The von Neumann Syndrome and the CS Education Dilemma
Computing the von Neumann style is tremendously inefficient because multiple layers of massive overhead phenomena often lead to code sizes of astronomic dimensions, thus requiring large capacity slow off-chip memory. The dominance of von-Neumann-based computing will become unaffordable during next decade because of growing very high energy consumption and increasing cost of energy. For most application domains a von-Neumann-based parallelization does not scale well, resulting in the escalating many-core programming crisis by requiring complete remapping and re-implementation—often promising only disappointing results. A sufficiently large population of manycore-qualified programmers is far from being available.

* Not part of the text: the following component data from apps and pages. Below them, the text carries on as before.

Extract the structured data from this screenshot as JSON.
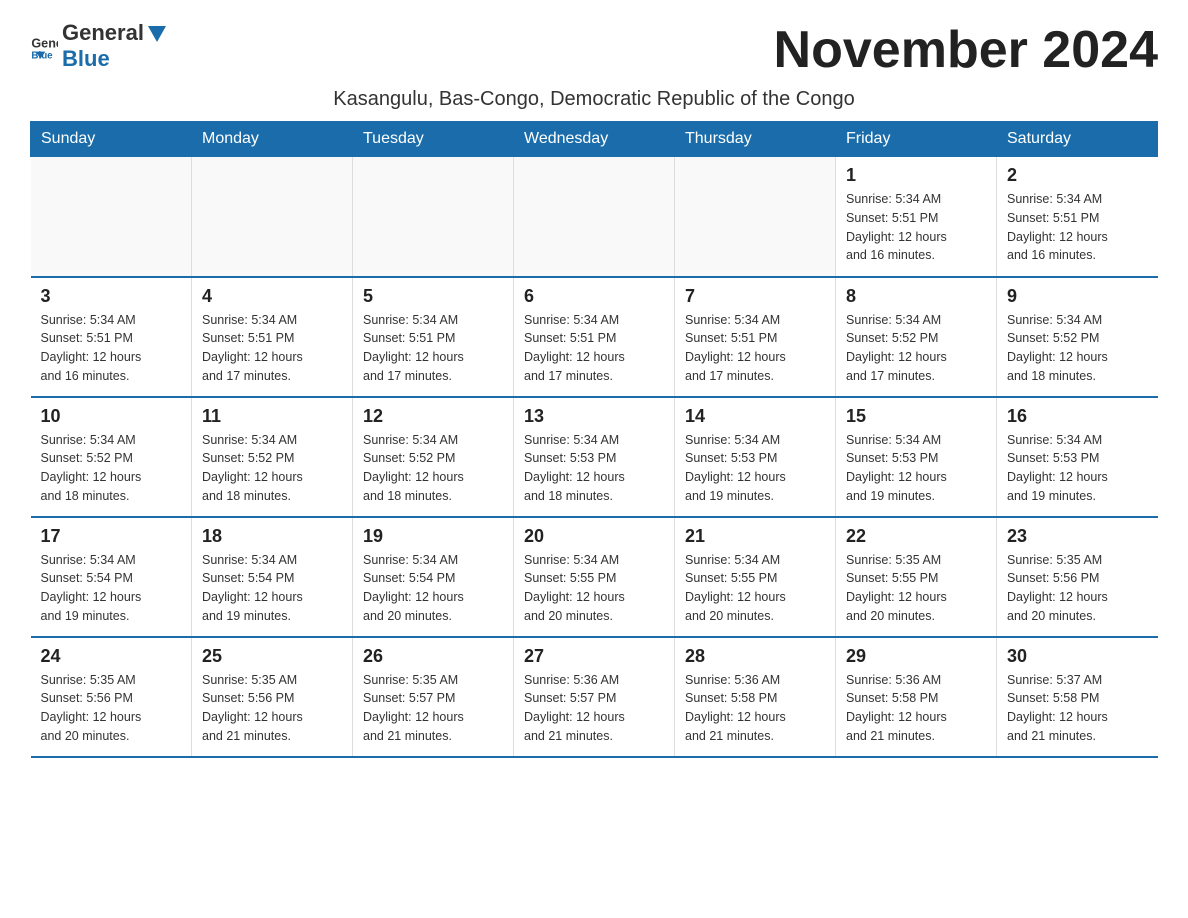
{
  "header": {
    "logo_general": "General",
    "logo_blue": "Blue",
    "month_title": "November 2024",
    "location": "Kasangulu, Bas-Congo, Democratic Republic of the Congo"
  },
  "weekdays": [
    "Sunday",
    "Monday",
    "Tuesday",
    "Wednesday",
    "Thursday",
    "Friday",
    "Saturday"
  ],
  "weeks": [
    [
      {
        "day": "",
        "info": ""
      },
      {
        "day": "",
        "info": ""
      },
      {
        "day": "",
        "info": ""
      },
      {
        "day": "",
        "info": ""
      },
      {
        "day": "",
        "info": ""
      },
      {
        "day": "1",
        "info": "Sunrise: 5:34 AM\nSunset: 5:51 PM\nDaylight: 12 hours\nand 16 minutes."
      },
      {
        "day": "2",
        "info": "Sunrise: 5:34 AM\nSunset: 5:51 PM\nDaylight: 12 hours\nand 16 minutes."
      }
    ],
    [
      {
        "day": "3",
        "info": "Sunrise: 5:34 AM\nSunset: 5:51 PM\nDaylight: 12 hours\nand 16 minutes."
      },
      {
        "day": "4",
        "info": "Sunrise: 5:34 AM\nSunset: 5:51 PM\nDaylight: 12 hours\nand 17 minutes."
      },
      {
        "day": "5",
        "info": "Sunrise: 5:34 AM\nSunset: 5:51 PM\nDaylight: 12 hours\nand 17 minutes."
      },
      {
        "day": "6",
        "info": "Sunrise: 5:34 AM\nSunset: 5:51 PM\nDaylight: 12 hours\nand 17 minutes."
      },
      {
        "day": "7",
        "info": "Sunrise: 5:34 AM\nSunset: 5:51 PM\nDaylight: 12 hours\nand 17 minutes."
      },
      {
        "day": "8",
        "info": "Sunrise: 5:34 AM\nSunset: 5:52 PM\nDaylight: 12 hours\nand 17 minutes."
      },
      {
        "day": "9",
        "info": "Sunrise: 5:34 AM\nSunset: 5:52 PM\nDaylight: 12 hours\nand 18 minutes."
      }
    ],
    [
      {
        "day": "10",
        "info": "Sunrise: 5:34 AM\nSunset: 5:52 PM\nDaylight: 12 hours\nand 18 minutes."
      },
      {
        "day": "11",
        "info": "Sunrise: 5:34 AM\nSunset: 5:52 PM\nDaylight: 12 hours\nand 18 minutes."
      },
      {
        "day": "12",
        "info": "Sunrise: 5:34 AM\nSunset: 5:52 PM\nDaylight: 12 hours\nand 18 minutes."
      },
      {
        "day": "13",
        "info": "Sunrise: 5:34 AM\nSunset: 5:53 PM\nDaylight: 12 hours\nand 18 minutes."
      },
      {
        "day": "14",
        "info": "Sunrise: 5:34 AM\nSunset: 5:53 PM\nDaylight: 12 hours\nand 19 minutes."
      },
      {
        "day": "15",
        "info": "Sunrise: 5:34 AM\nSunset: 5:53 PM\nDaylight: 12 hours\nand 19 minutes."
      },
      {
        "day": "16",
        "info": "Sunrise: 5:34 AM\nSunset: 5:53 PM\nDaylight: 12 hours\nand 19 minutes."
      }
    ],
    [
      {
        "day": "17",
        "info": "Sunrise: 5:34 AM\nSunset: 5:54 PM\nDaylight: 12 hours\nand 19 minutes."
      },
      {
        "day": "18",
        "info": "Sunrise: 5:34 AM\nSunset: 5:54 PM\nDaylight: 12 hours\nand 19 minutes."
      },
      {
        "day": "19",
        "info": "Sunrise: 5:34 AM\nSunset: 5:54 PM\nDaylight: 12 hours\nand 20 minutes."
      },
      {
        "day": "20",
        "info": "Sunrise: 5:34 AM\nSunset: 5:55 PM\nDaylight: 12 hours\nand 20 minutes."
      },
      {
        "day": "21",
        "info": "Sunrise: 5:34 AM\nSunset: 5:55 PM\nDaylight: 12 hours\nand 20 minutes."
      },
      {
        "day": "22",
        "info": "Sunrise: 5:35 AM\nSunset: 5:55 PM\nDaylight: 12 hours\nand 20 minutes."
      },
      {
        "day": "23",
        "info": "Sunrise: 5:35 AM\nSunset: 5:56 PM\nDaylight: 12 hours\nand 20 minutes."
      }
    ],
    [
      {
        "day": "24",
        "info": "Sunrise: 5:35 AM\nSunset: 5:56 PM\nDaylight: 12 hours\nand 20 minutes."
      },
      {
        "day": "25",
        "info": "Sunrise: 5:35 AM\nSunset: 5:56 PM\nDaylight: 12 hours\nand 21 minutes."
      },
      {
        "day": "26",
        "info": "Sunrise: 5:35 AM\nSunset: 5:57 PM\nDaylight: 12 hours\nand 21 minutes."
      },
      {
        "day": "27",
        "info": "Sunrise: 5:36 AM\nSunset: 5:57 PM\nDaylight: 12 hours\nand 21 minutes."
      },
      {
        "day": "28",
        "info": "Sunrise: 5:36 AM\nSunset: 5:58 PM\nDaylight: 12 hours\nand 21 minutes."
      },
      {
        "day": "29",
        "info": "Sunrise: 5:36 AM\nSunset: 5:58 PM\nDaylight: 12 hours\nand 21 minutes."
      },
      {
        "day": "30",
        "info": "Sunrise: 5:37 AM\nSunset: 5:58 PM\nDaylight: 12 hours\nand 21 minutes."
      }
    ]
  ]
}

Efficient solutions for the many-core crisis are hardly possible by fully instruction-stream-based approaches. Several HPC celebrities call for a radical re-design of the entire computing discipline. The solution is a dual paradigm approach, which includes fundamental concepts known already for a long time from Reconfigurable Computing. Whistle blowing is overdue, since these essential qualifications for our many-core future and for low energy computing are obstinately ignored by CE, CS and IT curriculum task forces. This talk also sketches a road map.